| ABOUT THIS EXERCISE |
Write only the number of lines in the data that contain the word "icon".

| DATA SHOWN |
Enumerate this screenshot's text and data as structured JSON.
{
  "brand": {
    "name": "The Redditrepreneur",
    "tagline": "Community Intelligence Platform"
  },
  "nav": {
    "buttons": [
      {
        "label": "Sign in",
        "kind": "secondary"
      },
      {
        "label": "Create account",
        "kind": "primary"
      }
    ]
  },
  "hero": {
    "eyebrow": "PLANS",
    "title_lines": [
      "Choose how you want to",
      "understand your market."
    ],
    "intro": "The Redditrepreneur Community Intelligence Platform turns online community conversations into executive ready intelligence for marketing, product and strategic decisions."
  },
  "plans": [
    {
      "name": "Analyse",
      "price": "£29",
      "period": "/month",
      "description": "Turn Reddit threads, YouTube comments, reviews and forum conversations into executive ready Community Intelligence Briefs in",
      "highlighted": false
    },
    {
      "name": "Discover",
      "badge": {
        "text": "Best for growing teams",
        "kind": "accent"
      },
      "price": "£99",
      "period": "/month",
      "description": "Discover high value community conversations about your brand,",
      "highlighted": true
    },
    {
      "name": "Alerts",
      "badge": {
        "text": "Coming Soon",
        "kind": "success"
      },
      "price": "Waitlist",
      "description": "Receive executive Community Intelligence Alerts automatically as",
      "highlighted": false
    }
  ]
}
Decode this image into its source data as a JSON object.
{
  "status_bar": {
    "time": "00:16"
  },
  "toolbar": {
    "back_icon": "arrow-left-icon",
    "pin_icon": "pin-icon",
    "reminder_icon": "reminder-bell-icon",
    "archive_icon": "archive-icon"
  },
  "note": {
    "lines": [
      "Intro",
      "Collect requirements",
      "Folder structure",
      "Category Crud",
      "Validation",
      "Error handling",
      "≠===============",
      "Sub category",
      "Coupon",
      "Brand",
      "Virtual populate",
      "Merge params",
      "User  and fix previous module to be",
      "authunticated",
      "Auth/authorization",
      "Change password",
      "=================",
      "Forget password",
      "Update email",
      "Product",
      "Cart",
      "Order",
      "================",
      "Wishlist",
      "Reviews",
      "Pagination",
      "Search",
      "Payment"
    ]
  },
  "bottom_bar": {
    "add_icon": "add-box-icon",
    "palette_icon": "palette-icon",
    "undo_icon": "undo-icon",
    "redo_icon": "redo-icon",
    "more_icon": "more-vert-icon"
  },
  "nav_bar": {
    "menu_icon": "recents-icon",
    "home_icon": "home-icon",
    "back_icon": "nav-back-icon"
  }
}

| RESULT OF THE EXERCISE |
12